YOUR INSTRUCTIONS
Each record should be copied exactly, and none of them omitted.

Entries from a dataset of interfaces

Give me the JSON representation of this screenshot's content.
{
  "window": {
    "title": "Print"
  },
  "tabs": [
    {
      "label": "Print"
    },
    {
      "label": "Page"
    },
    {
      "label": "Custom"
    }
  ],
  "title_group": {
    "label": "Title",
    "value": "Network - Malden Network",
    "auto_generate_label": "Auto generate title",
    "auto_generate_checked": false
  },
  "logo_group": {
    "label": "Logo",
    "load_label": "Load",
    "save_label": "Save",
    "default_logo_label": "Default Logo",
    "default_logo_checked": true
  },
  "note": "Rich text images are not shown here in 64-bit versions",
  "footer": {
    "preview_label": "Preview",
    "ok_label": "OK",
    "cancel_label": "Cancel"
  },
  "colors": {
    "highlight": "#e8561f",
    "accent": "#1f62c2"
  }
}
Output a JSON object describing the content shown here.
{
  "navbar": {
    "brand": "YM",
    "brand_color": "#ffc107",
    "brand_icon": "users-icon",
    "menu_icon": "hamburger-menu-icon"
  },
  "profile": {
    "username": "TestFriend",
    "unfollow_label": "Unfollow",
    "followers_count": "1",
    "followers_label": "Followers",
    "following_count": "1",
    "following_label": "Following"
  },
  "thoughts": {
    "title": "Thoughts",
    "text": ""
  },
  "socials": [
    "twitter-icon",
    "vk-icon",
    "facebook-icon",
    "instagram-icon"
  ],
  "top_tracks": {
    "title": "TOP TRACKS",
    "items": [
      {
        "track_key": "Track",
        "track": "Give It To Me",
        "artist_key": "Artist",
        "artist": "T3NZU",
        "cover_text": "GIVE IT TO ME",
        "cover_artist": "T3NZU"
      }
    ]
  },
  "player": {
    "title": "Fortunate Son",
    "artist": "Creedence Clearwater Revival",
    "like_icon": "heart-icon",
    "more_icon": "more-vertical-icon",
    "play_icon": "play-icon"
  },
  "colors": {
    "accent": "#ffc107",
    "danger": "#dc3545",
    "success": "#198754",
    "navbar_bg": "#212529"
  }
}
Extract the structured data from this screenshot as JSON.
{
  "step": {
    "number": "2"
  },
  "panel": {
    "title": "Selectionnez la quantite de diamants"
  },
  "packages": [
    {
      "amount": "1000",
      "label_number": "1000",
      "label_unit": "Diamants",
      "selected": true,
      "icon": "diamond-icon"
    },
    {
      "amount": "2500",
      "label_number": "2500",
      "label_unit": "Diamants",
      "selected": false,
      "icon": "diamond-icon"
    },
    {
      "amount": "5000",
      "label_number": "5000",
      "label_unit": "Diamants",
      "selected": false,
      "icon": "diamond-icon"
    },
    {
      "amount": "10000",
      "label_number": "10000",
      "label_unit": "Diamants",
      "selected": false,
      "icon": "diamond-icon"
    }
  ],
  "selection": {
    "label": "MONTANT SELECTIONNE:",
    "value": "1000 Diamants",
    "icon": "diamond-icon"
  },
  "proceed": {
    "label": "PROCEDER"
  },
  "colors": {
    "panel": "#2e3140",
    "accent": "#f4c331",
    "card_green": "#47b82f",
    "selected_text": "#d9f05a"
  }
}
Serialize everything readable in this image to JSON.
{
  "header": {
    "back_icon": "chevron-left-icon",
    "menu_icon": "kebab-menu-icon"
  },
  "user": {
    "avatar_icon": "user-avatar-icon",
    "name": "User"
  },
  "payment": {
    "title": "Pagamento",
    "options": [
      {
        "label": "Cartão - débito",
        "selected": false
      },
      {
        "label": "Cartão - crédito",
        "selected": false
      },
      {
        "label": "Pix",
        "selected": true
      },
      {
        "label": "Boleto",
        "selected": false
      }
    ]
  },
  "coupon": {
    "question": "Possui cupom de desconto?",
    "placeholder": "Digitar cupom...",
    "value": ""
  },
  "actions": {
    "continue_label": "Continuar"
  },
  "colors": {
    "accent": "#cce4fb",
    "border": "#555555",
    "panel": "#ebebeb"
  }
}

ANSWER FOR THE TASK
Give me the JSON representation of this screenshot's content.
{
  "window": {
    "title": "Print"
  },
  "tabs": [
    {
      "label": "Print"
    },
    {
      "label": "Page"
    },
    {
      "label": "Custom"
    }
  ],
  "title_group": {
    "label": "Title",
    "value": "Network - Malden Network",
    "auto_generate_label": "Auto generate title",
    "auto_generate_checked": false
  },
  "logo_group": {
    "label": "Logo",
    "load_label": "Load",
    "save_label": "Save",
    "default_logo_label": "Default Logo",
    "default_logo_checked": true
  },
  "note": "Rich text images are not shown here in 64-bit versions",
  "footer": {
    "preview_label": "Preview",
    "ok_label": "OK",
    "cancel_label": "Cancel"
  },
  "colors": {
    "highlight": "#e8561f",
    "accent": "#1f62c2"
  }
}
Output a JSON object describing the content shown here.
{
  "navbar": {
    "brand": "YM",
    "brand_color": "#ffc107",
    "brand_icon": "users-icon",
    "menu_icon": "hamburger-menu-icon"
  },
  "profile": {
    "username": "TestFriend",
    "unfollow_label": "Unfollow",
    "followers_count": "1",
    "followers_label": "Followers",
    "following_count": "1",
    "following_label": "Following"
  },
  "thoughts": {
    "title": "Thoughts",
    "text": ""
  },
  "socials": [
    "twitter-icon",
    "vk-icon",
    "facebook-icon",
    "instagram-icon"
  ],
  "top_tracks": {
    "title": "TOP TRACKS",
    "items": [
      {
        "track_key": "Track",
        "track": "Give It To Me",
        "artist_key": "Artist",
        "artist": "T3NZU",
        "cover_text": "GIVE IT TO ME",
        "cover_artist": "T3NZU"
      }
    ]
  },
  "player": {
    "title": "Fortunate Son",
    "artist": "Creedence Clearwater Revival",
    "like_icon": "heart-icon",
    "more_icon": "more-vertical-icon",
    "play_icon": "play-icon"
  },
  "colors": {
    "accent": "#ffc107",
    "danger": "#dc3545",
    "success": "#198754",
    "navbar_bg": "#212529"
  }
}
Extract the structured data from this screenshot as JSON.
{
  "step": {
    "number": "2"
  },
  "panel": {
    "title": "Selectionnez la quantite de diamants"
  },
  "packages": [
    {
      "amount": "1000",
      "label_number": "1000",
      "label_unit": "Diamants",
      "selected": true,
      "icon": "diamond-icon"
    },
    {
      "amount": "2500",
      "label_number": "2500",
      "label_unit": "Diamants",
      "selected": false,
      "icon": "diamond-icon"
    },
    {
      "amount": "5000",
      "label_number": "5000",
      "label_unit": "Diamants",
      "selected": false,
      "icon": "diamond-icon"
    },
    {
      "amount": "10000",
      "label_number": "10000",
      "label_unit": "Diamants",
      "selected": false,
      "icon": "diamond-icon"
    }
  ],
  "selection": {
    "label": "MONTANT SELECTIONNE:",
    "value": "1000 Diamants",
    "icon": "diamond-icon"
  },
  "proceed": {
    "label": "PROCEDER"
  },
  "colors": {
    "panel": "#2e3140",
    "accent": "#f4c331",
    "card_green": "#47b82f",
    "selected_text": "#d9f05a"
  }
}
Serialize everything readable in this image to JSON.
{
  "header": {
    "back_icon": "chevron-left-icon",
    "menu_icon": "kebab-menu-icon"
  },
  "user": {
    "avatar_icon": "user-avatar-icon",
    "name": "User"
  },
  "payment": {
    "title": "Pagamento",
    "options": [
      {
        "label": "Cartão - débito",
        "selected": false
      },
      {
        "label": "Cartão - crédito",
        "selected": false
      },
      {
        "label": "Pix",
        "selected": true
      },
      {
        "label": "Boleto",
        "selected": false
      }
    ]
  },
  "coupon": {
    "question": "Possui cupom de desconto?",
    "placeholder": "Digitar cupom...",
    "value": ""
  },
  "actions": {
    "continue_label": "Continuar"
  },
  "colors": {
    "accent": "#cce4fb",
    "border": "#555555",
    "panel": "#ebebeb"
  }
}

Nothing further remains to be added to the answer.